Pakistan's Critical Hour
LAHORE, Pakistan -- Pakistan is on the brink of chaos, and Congress is in a critical position: U.S. lawmakers can hasten that fateful process, halt it or even help turn things around. The speed and conditions with which Congress provides emergency aid to Islamabad will affect the Pakistani government and army's ability and will to resist the Taliban onslaught. It will also affect America's image in Pakistan and the region. Pakistanis are looking for evidence of the long-term U.S. commitment about which President Obama has spoken.
Since Obama announced his strategic review of U.S. policy on Afghanistan and Pakistan, worsening conditions here have nudged Afghanistan from the top of his foreign policy agenda. Pakistanis are beset by a galloping Taliban insurgency in the north that is based not just among Pashtuns, as in Afghanistan, but that has extensive links to al-Qaeda and jihadist groups in Punjab, Sindh and Baluchistan.
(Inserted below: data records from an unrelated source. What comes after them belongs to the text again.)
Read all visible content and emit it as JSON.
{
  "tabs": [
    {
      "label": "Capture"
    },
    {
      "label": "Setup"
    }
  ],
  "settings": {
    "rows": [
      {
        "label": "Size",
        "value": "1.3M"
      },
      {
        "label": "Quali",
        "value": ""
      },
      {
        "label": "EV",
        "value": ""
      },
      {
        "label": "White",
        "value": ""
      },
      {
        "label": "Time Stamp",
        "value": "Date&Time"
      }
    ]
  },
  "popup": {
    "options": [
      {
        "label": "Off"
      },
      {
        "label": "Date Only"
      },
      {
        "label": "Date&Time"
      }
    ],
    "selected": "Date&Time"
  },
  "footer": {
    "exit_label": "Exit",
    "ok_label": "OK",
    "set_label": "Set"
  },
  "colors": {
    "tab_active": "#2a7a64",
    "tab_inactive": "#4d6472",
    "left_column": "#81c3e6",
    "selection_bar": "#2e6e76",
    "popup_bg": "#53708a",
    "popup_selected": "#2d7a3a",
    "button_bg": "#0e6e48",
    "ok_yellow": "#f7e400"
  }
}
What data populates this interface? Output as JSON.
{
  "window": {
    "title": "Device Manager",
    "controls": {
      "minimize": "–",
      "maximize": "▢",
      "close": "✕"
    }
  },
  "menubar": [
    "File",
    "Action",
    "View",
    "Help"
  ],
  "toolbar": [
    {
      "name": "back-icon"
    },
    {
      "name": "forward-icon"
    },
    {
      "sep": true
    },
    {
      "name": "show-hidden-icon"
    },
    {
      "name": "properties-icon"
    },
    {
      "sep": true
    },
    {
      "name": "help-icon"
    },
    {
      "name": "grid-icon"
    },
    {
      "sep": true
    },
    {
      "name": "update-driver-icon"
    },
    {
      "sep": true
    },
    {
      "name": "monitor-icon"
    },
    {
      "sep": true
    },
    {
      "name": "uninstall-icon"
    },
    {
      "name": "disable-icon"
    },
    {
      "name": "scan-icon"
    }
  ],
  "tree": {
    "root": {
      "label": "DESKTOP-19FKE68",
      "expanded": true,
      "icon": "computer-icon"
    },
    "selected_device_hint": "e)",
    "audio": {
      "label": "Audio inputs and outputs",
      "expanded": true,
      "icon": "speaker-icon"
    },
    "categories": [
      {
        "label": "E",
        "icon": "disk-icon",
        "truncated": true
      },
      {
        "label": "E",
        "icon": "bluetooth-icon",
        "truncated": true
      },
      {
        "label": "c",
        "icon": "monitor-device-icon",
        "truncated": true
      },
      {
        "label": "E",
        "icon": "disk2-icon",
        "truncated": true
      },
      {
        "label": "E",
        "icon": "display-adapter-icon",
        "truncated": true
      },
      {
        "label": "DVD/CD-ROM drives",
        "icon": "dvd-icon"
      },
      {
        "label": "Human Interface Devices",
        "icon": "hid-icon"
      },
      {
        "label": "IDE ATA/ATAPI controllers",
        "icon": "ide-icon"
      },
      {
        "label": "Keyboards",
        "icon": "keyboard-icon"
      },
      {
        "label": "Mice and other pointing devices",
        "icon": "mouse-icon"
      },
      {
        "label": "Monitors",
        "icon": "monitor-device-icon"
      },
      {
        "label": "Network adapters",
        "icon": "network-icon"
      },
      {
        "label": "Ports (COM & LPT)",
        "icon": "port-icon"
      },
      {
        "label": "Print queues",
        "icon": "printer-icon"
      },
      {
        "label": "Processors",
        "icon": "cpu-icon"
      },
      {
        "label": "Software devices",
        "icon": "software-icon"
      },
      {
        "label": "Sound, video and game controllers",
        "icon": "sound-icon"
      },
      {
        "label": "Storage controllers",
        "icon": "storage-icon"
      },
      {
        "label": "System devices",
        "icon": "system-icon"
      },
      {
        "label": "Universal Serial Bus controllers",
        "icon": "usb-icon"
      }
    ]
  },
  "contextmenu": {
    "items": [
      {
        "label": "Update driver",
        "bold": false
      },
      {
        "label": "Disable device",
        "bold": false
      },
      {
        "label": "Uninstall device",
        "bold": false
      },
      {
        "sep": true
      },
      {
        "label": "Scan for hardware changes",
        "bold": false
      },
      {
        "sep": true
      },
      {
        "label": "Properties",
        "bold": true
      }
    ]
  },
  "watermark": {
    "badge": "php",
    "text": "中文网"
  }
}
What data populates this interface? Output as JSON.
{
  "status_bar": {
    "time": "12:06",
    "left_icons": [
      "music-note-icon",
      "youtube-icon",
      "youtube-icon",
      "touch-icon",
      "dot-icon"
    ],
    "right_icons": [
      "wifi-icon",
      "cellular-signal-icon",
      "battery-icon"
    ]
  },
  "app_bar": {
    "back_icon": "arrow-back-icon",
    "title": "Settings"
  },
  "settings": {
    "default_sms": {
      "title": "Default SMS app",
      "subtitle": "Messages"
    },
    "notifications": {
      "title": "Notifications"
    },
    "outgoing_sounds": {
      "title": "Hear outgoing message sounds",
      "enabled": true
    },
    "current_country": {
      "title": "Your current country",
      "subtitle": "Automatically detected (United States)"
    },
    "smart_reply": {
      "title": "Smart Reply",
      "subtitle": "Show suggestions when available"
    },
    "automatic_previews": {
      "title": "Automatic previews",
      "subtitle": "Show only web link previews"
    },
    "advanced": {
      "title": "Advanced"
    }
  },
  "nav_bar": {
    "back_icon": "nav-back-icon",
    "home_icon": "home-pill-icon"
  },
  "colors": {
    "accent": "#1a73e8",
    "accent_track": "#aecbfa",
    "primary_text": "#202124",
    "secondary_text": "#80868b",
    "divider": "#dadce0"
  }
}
That means the Taliban offensive in northern Pakistan has the potential to become a nationwide movement within a few months. Violence is already spreading. In recent days, at least 36 people have been killed in Karachi.
In the past, many of these jihadist groups, including the Afghan and Pakistani Taliban, have been fostered by Pakistan's army and intelligence services -- at the cost of global security, democracy and civil society. The Bush administration ignored this trend for years while it pumped more than $11 billion into Pakistan. The bulk of that funding went to the military, which bought arms to fight Pakistan's historic enemy, India, rather than the insurgency.
The army's recent counteroffensive against the Taliban was prompted in part by U.S. pressure and, more significant, by a dramatic shift in public opinion toward opposing the Taliban. Many people are beginning to see the country threatened by a bloody internal revolution. This public pressure can lead to a major change in army policies toward India and Afghanistan.
But the army and the civilian government still lack a comprehensive counterinsurgency strategy as well as a plan to deal with the 1 million refugees who have fled the fighting. Every government official I have met says that the country is bankrupt and that there is no money to fight the insurgency, let alone deal with the refugees.
Secretary of State Hillary Clinton has asked Congress for $497 million in emergency funds to stabilize Pakistan's economy, strengthen law enforcement and help the refugees. Defense Secretary Robert Gates has asked for $400 million in aid to the army, funds that would be monitored by U.S. Central Command. Lawmakers are hesitating, wanting to tie these emergency funds to the $83 billion the administration has asked for to fight the wars in Iraq and Afghanistan. But delays are dangerous. Congress should authorize these funds quickly, giving the Obama administration tools to convince the Pakistani people that it is standing behind them. Immediate aid, and providing U.S. helicopters for the army's use, would shore up Pakistanis' resolve and could help persuade the army to accept the counterinsurgency training the United States has offered for the past year (but which has been refused because of the army's focus on India).
Other legislation before Congress would provide $1.5 billion a year to Pakistan for the next five years. But the extensive conditions -- as varied as improving relations with India, fighting the Afghan Taliban and allowing the U.S. interrogation of Pakistani nuclear scientists -- are too much for any Pakistani government to accept and survive politically.
Certainly the United States can demand that its money be used for good purposes. The original Biden-Lugar bill introduced last year had the mix just right, setting down three strategic benchmarks -- that Pakistan be committed to fighting terrorism, that Pakistan remain a democracy (in other words, the army must not seize control), and that both nations provide public and official accountability for the funds. Unlike the extensive conditions that lawmakers are seeking to impose now, such broad parameters would provide space for further negotiations and progress between Pakistan and the United States.
Pakistan is deteriorating. Congress should pass the emergency funds quickly and, at minimum, offer the first year of the $1.5 billion without conditions to foster stability between the two sides at this critical juncture and ensure that the powerful right wing here has no excuse to once again decry U.S. aid as politically motivated. At the least, U.S. lawmakers should stipulate that aid for Pakistani and Western aid agencies involved in development, particularly agriculture, education and job creation, should not be conditioned.
U.S. flexibility to set a minimum of conditions that can be further negotiated once aid delivery begins could become a model for donors in Europe and Japan.
For three decades, I have written about the fire that Islamic militancy has lit in this region. I do not want to see my country go down because Congress is more concerned with minutiae than with the big picture. Yes, there must be a sea change in attitudes and policies in the army, intelligence services and civilian government. But tomorrow may be too late. Pakistan needs help today.
Ahmed Rashid, a Pakistani journalist and a fellow at the Pacific Council on International Policy, is most recently the author of "Descent Into Chaos: The U.S. and the Disaster in Pakistan, Afghanistan and Central Asia."